We use multiplication when we convert from a larger unit to a smaller unit. For example, if you have a length in feet and want to find out how many inches it is, you would multiply the number of feet by 12.

The Absolute Best Book for 4th Grade Students

A Step-by-step Guide to Using Multiplication to Compare Customary Units

Let’s go through a step-by-step guide for using multiplication to compare customary units of measurement.

Step 1: Understand the Problem

Read the problem carefully. Identify the units you’re starting with (your input units) and the units you want to end up with (your output units).

Step 2: Recall the Conversion Factor

Remember or look up the conversion factor between these units. A conversion factor is the number you use to convert from one unit to another. For example, the conversion factor from feet to inches is 12 because there are 12 inches in a foot.

A Perfect Book for Grade 4 Math Word Problems!

Step 3: Set Up Your Equation

Write an equation to show your conversion. This will typically look like this:

(Output units) = (Input value) \(\times\) (Conversion factor)

If you’re converting from a larger unit to a smaller unit (like feet to inches or pounds to ounces), you’ll multiply.

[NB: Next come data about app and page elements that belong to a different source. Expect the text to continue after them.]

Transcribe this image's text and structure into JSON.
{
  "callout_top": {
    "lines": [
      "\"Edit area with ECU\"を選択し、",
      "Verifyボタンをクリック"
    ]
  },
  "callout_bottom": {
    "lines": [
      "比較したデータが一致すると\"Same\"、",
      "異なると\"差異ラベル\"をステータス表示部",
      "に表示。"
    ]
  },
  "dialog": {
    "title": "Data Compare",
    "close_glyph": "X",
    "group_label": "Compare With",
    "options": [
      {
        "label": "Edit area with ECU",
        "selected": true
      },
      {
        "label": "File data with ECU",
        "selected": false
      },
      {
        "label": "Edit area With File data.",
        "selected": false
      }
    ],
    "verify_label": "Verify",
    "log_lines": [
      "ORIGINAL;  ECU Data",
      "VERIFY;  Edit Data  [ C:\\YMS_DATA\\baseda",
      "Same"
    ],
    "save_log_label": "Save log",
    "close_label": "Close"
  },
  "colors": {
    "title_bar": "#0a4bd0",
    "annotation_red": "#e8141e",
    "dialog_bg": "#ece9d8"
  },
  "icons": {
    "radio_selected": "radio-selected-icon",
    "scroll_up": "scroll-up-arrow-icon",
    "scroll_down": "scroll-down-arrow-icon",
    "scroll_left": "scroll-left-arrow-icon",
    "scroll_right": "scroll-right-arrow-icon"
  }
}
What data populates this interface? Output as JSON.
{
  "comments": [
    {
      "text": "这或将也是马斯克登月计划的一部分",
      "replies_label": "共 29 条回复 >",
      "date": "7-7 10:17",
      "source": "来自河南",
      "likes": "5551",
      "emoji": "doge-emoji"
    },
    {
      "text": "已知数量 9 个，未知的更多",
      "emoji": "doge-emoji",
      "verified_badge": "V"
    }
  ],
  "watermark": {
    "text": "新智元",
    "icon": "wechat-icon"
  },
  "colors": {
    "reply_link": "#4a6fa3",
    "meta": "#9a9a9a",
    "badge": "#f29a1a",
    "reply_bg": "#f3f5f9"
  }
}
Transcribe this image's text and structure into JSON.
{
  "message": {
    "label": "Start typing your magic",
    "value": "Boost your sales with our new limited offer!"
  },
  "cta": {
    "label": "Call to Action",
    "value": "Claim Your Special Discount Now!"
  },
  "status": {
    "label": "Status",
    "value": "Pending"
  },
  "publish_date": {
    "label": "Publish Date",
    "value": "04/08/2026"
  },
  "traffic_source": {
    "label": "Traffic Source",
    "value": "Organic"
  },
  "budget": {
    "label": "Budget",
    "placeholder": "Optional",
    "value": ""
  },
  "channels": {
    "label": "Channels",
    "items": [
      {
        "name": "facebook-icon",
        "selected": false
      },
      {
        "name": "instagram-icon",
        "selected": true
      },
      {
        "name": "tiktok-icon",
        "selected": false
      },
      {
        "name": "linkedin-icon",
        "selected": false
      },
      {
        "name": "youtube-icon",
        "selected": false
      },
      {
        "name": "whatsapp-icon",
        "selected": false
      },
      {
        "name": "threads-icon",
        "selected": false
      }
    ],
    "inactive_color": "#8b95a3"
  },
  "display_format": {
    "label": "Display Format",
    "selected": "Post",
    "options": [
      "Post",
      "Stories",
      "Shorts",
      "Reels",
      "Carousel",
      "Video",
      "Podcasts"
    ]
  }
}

Step 4: Do the Math

Multiply your input value by the conversion factor to get your output value.

Step 5: Check Your Work

Make sure your answer makes sense. For example, if you’re converting from a larger unit to a smaller unit, your output value should be larger than your input value.

The Best Math Books for Elementary Students

Related to This Article

What people say about "How to Use Multiplication to Compare Customary Units - Effortless Math: We Help Students Learn to LOVE Mathematics"?

No one replied yet.

Leave a Reply

51% OFF

Limited time only!

Save Over 51%

Take It Now!

SAVE $15

It was $29.99 now it is $14.99

Mastering Grade 4 Math: The Ultimate Step by Step Guide to Acing 4th Grade Math